Chana Novack, co-director Chabad WashU

Chana Novack, co-director Chabad WashU

Eric Berger, Associate Editor

Chana Novack

Co-director, Chabad WashU 

In a few sentences, can you explain your job?

I help oversee a team of student leaders and professionals who support young people at Wash U and local colleges. We host events, classes and social events, and try to make a difference in the lives of young people and in the world. My primary focus is on supporting students personally and with Jewish enrichment. A typical week can include teaching a Torah class, organizing a Birthright Israel trip and preparing for Shabbat meals (or Shabbat-To-Go) for more than 100 students.  

How has your job changed during the pandemic?

We have shifted our mindset by focusing less on “what cannot we do” and more on “what we can do.” When local colleges reopened in the fall, we also committed to being open in person to support these students who are mostly far from home.  Staying open while keeping everyone safe and staying in line with St. Louis County guidelines was a challenge, but we managed to stay open with zero COVID transmissions.

At every stage of the pandemic, there have been new challenges that have to be tackled — often with very little advance notice. Many have to do with St. Louis’ weather, given that we only do Shabbat meals outdoors. It’s like a game of Whac-A-Mole with cold, rain, wind, sun and heat, all while maintaining distance between people. I now own a full Shabbat outdoor outfit, including rain boots and jackets!

Has there been any upside to celebrating Shabbat during the pandemic?

One upside to the current restrictions is that meals are pre-packaged, so once students have their meals, the staff is free to connect with students. Also, our in-person meals have capacity caps and staggered start times, so we have had an easier time getting to know the first-year students as they are not in their usual 20 person clusters.

Aside from COVID-19 related guidelines, regulations and practices, is there anything that you would like to do differently in your job once the threat of the pandemic has subsided?

One thing for sure, is we realize how much we need a larger space.  Social distancing and outdoor events have given the community more space to socialize, and it’s going to be tough to go back to our indoor space, which we have outgrown. We have also seen how much students, especially college seniors, enjoy hosting their own Shabbat meals when given a little push and resources like challah and grape juice.  We hope to continue this going forward.  On a personal level, I hope to continue to be able to spend as much time as possible outdoors.  It has been great to enjoy fresh air while also being in meetings, doing work and even having coffee with a student.

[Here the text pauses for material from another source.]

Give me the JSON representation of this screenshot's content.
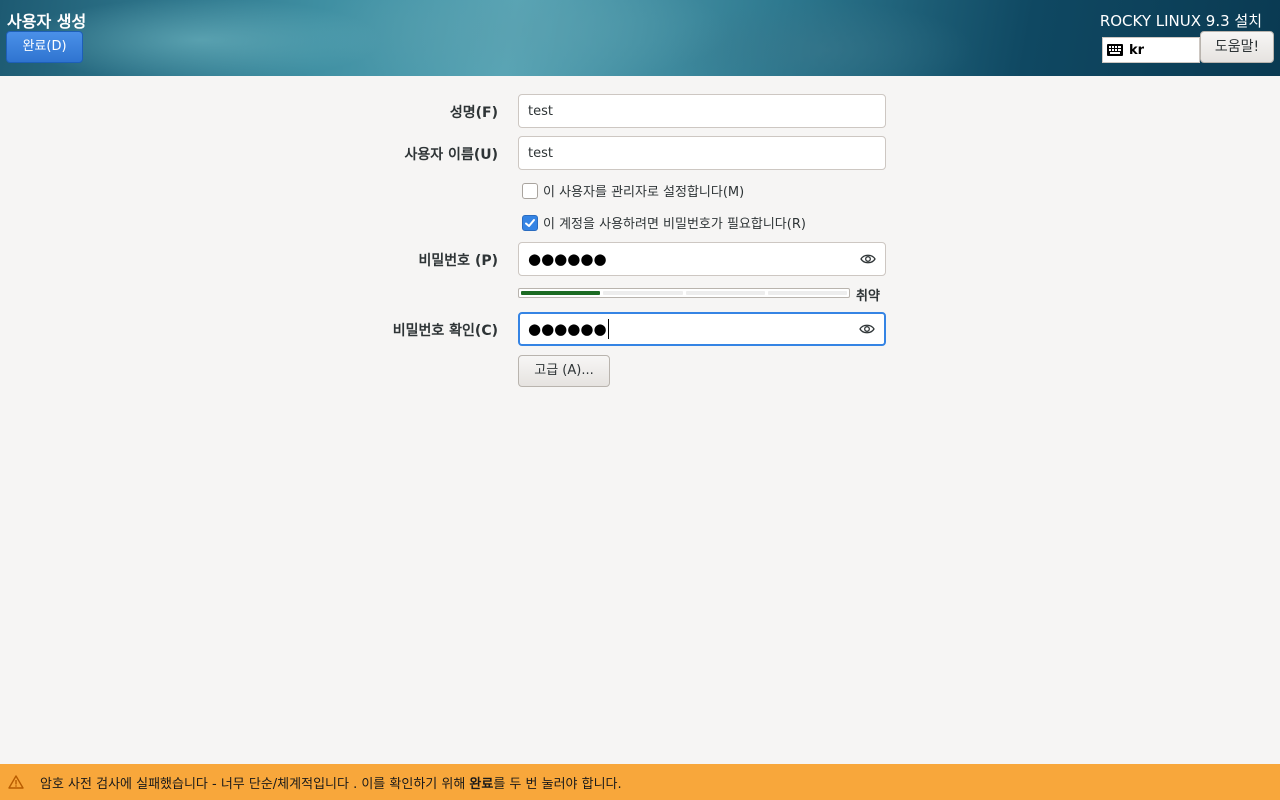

What’s the best book and/or movie and/or show you have read/ seen recently, and why?

Currently, I am reading “The Counting of the Omer” by Rabbi Simon Jacobson. It’s a series of daily meditations to inspire emotional character refinement during this season. I have always gravitated toward Torah study that helps understand human psychology and provides guidance on daily living.